Italy marks ‘Ferragosto’ holiday amid pandemic
Italians marked the annual “Ferragosto”, a public holiday which falls on August 15 every year amid the ongoing coronavirus pandemic.
Ferragosto, the Italian name for the holiday, comes from the Latin “Feriae Augusti”, and marks the official peak of the summer holiday season when most Italians head to beaches, mountains, or across borders with family and friends, reports Xinhua news agency.
The festival was introduced by the ancient Roman Emperor Augustus over 2,000 years ago.
Because of the pandemic, this is the first Ferragosto without the traditional country festivals (called “sagre” in Italian), which celebrate a particular food product, animal, plant, or historic custom, and which are held in villages and small towns throughout the country at this time of year.
The “sagre” have been banned in order to prevent people from crowding after a recent spike in new coronavirus infections.
According to a survey by the National Confederation of Farmers (Coldiretti, in its Italian acronym), 73 per cent of respondents said that under normal circumstances, they would have attended a local “sagra” during the Ferragosto holiday.
The banning of the “sagre” affects approximately 34,000 food vendors, the Coldiretti analysis said, adding that “92 per cent of typical national (food and wine) products originate in small Italian villages with under 5,000 inhabitants”.
On August 13, the Health Ministry imposed mandatory swabs to test for the virus on anyone returning from Croatia, Greece, Malta, and Spain – traditional summer holiday destinations for many Italians.
“Young people want to travel and have fun, and rightly so,” Interior Minister Luciana Lamorgese said, adding that the nation’s prefects will conduct stringent checks in tourist resorts and areas frequented by youth, “many of whom underestimate the risks they are exposing themselves to”.
“This is why I call on (young people) to…maintain responsible behaviours.”
The spike in cases also prompted the government to issue a decree on August 7 extending to September 7 “the minimum precautionary measures to combat and contain the spread of the Covid-19 virus”.
These include mandatory wearing of face masks in enclosed public spaces, and the obligation to guarantee social distancing during public events both indoors and outdoors.

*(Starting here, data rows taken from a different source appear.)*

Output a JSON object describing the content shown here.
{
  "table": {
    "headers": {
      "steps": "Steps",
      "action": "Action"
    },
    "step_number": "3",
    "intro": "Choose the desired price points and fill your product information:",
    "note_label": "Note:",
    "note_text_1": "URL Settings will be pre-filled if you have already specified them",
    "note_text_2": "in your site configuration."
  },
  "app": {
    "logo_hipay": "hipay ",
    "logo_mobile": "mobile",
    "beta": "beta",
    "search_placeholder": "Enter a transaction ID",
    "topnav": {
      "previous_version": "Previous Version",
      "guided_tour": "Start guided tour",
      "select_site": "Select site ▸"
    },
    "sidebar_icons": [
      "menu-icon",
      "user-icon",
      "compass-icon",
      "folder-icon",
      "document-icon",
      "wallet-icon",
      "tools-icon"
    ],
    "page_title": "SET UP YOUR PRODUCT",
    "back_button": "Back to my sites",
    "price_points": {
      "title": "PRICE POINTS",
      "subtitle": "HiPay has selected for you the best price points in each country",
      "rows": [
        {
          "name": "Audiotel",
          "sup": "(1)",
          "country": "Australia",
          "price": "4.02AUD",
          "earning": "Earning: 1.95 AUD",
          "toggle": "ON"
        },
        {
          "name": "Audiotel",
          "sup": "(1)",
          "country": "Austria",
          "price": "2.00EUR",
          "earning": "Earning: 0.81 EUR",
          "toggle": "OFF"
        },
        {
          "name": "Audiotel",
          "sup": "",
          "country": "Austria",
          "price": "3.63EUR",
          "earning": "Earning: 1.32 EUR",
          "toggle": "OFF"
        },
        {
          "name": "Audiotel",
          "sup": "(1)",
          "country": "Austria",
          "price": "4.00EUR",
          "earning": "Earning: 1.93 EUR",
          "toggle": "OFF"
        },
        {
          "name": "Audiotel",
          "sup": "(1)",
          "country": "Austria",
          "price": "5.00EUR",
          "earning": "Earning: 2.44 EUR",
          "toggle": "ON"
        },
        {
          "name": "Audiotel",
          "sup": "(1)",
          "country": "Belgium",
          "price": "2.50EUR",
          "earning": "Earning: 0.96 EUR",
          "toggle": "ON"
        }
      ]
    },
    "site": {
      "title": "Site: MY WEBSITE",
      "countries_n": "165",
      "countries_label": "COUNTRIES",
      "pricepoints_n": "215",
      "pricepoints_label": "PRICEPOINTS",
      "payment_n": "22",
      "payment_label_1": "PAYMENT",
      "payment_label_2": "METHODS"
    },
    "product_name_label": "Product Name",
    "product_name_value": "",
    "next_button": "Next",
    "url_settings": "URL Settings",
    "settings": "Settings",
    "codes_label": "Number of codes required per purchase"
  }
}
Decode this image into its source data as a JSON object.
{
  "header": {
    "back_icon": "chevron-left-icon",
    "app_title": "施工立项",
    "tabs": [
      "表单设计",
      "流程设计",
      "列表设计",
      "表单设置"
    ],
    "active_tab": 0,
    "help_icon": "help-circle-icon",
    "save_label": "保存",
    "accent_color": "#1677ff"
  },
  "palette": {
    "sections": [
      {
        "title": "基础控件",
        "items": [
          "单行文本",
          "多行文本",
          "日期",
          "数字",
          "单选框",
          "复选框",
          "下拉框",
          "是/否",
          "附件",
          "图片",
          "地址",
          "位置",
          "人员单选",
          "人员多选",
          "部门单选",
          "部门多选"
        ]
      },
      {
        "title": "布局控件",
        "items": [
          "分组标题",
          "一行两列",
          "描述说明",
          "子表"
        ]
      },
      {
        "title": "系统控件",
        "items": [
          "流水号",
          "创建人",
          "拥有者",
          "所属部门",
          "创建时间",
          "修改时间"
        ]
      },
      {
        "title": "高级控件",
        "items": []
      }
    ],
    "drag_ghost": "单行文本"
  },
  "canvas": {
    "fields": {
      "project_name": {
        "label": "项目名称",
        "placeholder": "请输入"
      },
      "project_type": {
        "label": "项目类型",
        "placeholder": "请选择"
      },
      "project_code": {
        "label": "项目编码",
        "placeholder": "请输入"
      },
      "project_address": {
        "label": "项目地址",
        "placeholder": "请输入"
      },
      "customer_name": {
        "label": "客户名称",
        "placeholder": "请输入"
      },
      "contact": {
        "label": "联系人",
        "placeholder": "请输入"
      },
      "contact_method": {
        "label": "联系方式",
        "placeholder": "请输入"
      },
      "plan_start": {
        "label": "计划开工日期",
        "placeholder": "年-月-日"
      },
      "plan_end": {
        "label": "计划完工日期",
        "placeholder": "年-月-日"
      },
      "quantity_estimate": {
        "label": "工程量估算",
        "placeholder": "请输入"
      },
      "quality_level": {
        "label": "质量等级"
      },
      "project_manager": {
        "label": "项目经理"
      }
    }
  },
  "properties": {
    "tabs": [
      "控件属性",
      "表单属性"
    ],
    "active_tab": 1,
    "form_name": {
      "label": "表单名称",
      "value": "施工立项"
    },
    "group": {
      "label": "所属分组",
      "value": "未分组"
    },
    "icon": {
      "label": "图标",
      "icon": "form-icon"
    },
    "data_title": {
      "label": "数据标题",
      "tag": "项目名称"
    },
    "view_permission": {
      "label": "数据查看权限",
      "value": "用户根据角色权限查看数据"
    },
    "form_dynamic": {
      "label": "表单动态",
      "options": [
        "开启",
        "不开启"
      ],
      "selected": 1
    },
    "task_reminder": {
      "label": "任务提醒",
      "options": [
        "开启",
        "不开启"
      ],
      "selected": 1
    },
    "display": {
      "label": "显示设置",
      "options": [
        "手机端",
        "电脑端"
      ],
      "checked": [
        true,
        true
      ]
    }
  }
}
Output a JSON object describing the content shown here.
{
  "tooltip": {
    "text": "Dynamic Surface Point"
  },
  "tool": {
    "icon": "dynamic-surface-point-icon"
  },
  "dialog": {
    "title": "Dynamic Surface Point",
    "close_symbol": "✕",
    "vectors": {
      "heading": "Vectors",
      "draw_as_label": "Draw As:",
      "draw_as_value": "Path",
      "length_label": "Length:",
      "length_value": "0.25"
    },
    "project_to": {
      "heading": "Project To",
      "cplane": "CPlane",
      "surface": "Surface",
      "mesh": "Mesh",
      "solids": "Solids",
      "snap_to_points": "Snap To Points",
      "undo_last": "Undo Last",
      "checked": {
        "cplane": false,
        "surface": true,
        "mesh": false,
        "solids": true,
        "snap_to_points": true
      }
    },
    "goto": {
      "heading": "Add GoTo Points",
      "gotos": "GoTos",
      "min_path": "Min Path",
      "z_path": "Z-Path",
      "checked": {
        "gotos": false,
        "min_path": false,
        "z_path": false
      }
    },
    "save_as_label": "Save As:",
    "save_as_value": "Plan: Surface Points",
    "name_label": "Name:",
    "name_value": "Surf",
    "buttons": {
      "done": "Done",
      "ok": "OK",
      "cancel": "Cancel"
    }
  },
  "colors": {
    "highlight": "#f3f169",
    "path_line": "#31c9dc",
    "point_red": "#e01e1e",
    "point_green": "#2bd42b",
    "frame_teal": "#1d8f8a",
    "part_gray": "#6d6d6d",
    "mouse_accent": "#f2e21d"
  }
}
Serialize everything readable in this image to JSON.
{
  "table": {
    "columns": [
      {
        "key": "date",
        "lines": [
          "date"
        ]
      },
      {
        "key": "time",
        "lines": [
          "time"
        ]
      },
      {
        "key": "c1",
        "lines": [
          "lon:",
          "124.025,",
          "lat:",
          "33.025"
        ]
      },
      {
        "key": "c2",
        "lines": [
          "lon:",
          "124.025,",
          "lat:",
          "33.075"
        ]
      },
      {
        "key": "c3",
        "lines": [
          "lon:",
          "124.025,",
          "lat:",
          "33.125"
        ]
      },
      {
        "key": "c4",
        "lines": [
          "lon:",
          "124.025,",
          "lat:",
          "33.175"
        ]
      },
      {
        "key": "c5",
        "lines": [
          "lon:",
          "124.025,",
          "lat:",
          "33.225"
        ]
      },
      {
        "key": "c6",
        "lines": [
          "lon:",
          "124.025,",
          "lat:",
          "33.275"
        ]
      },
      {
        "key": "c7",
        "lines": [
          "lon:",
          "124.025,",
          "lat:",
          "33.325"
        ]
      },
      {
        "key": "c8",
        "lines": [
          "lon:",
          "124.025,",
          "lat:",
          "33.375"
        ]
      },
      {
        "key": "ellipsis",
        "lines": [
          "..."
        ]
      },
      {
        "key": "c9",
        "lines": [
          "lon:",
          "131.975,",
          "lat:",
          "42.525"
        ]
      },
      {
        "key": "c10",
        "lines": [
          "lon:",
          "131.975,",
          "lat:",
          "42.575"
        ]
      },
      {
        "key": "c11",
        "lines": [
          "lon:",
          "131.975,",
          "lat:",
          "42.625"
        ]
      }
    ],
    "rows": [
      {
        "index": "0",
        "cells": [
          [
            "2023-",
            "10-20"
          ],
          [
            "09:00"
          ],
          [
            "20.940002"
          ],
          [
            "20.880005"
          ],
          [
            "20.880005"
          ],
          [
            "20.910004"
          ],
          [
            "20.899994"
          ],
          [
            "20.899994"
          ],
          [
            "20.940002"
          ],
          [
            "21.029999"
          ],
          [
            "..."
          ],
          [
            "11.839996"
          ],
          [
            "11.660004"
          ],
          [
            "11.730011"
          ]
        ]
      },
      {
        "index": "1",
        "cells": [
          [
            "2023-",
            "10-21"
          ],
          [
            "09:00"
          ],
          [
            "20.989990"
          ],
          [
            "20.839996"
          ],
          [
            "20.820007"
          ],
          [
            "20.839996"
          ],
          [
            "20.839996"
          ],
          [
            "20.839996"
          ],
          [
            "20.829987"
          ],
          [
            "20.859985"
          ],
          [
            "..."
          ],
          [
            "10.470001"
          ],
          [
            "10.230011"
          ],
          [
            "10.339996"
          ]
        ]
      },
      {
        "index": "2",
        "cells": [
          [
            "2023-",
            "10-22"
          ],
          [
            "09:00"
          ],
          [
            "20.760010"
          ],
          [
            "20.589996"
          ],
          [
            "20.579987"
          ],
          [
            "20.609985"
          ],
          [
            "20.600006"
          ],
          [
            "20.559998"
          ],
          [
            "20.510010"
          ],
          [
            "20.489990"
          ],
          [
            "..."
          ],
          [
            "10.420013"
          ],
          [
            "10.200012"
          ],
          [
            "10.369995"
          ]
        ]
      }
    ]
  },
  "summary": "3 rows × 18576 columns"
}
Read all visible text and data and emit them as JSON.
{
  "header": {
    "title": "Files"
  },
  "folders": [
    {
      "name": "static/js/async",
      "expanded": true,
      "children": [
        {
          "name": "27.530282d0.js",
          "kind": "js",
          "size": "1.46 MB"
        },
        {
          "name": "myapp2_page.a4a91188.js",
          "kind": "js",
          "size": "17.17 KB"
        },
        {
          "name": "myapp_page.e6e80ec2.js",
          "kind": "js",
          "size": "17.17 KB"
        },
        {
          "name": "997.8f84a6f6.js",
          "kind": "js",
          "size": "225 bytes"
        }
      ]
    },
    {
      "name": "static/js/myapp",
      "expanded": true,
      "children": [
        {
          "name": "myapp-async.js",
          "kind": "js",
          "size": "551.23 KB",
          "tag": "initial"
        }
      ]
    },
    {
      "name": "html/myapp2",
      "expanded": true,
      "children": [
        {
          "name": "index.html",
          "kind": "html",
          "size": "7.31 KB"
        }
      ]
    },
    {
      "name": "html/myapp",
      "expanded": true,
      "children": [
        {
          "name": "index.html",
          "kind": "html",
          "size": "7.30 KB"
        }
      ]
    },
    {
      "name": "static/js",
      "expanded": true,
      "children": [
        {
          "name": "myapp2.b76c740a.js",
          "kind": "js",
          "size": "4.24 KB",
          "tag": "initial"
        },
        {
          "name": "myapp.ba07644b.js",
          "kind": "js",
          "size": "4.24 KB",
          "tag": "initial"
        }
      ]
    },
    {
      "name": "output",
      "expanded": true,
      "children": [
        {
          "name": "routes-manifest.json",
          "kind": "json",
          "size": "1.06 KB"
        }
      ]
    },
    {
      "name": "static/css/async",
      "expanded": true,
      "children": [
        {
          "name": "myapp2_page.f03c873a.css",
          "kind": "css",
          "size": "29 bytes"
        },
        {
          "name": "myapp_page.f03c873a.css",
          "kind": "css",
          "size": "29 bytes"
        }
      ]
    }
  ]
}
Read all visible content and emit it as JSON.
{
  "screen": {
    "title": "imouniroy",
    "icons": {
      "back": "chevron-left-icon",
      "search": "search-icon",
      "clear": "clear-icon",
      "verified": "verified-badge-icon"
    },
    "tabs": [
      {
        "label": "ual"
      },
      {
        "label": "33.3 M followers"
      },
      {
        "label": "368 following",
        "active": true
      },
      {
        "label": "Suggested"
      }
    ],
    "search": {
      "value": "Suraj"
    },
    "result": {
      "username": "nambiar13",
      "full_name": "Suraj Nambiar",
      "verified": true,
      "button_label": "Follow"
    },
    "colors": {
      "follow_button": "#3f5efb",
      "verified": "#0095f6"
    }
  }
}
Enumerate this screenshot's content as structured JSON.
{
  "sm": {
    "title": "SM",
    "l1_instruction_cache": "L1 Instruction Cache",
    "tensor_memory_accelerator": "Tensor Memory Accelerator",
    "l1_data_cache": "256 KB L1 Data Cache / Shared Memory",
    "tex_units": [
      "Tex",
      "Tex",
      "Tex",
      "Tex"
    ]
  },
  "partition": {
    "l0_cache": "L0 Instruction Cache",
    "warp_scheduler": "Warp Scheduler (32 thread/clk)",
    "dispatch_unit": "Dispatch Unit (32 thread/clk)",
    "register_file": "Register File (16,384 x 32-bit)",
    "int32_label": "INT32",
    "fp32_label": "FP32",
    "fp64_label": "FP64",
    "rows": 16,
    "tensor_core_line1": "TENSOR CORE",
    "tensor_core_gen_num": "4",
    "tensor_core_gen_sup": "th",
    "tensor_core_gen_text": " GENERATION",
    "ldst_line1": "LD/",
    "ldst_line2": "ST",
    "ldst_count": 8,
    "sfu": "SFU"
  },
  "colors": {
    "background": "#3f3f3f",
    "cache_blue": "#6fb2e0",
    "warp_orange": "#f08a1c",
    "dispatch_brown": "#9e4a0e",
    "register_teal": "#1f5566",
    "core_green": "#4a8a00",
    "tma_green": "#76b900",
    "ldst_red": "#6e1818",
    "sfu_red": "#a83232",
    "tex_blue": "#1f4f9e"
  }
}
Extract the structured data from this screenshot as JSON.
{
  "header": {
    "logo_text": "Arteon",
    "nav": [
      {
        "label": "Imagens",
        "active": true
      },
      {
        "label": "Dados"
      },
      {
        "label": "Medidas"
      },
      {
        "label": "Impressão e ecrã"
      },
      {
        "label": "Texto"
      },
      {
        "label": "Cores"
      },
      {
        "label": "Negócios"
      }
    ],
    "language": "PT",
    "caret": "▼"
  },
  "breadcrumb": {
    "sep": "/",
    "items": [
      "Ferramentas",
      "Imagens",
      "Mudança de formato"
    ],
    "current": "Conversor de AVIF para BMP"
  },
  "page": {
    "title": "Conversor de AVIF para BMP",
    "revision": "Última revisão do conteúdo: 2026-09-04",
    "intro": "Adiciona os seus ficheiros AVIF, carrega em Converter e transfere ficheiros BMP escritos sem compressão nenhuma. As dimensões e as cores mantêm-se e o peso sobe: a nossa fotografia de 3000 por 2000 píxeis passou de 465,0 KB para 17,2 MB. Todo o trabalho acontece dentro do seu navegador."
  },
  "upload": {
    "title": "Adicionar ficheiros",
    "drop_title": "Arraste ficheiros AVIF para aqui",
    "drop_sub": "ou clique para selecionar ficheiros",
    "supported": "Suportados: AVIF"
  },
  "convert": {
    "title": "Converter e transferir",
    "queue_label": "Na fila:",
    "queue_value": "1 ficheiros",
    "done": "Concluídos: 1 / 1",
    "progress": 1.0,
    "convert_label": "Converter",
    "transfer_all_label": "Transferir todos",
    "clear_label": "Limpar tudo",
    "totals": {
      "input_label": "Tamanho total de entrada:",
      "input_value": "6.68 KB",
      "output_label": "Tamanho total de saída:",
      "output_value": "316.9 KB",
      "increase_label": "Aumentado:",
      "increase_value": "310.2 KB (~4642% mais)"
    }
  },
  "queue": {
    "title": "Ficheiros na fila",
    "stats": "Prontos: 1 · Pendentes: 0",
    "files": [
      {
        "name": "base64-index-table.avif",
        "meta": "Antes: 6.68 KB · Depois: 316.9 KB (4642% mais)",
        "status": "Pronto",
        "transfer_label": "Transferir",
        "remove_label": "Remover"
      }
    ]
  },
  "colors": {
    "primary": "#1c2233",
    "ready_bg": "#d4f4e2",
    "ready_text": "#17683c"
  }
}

Italy, one of the worst-hit countries in Europe, has so far reported a total of 253,438 coronavirus cases, with 35,392 deaths.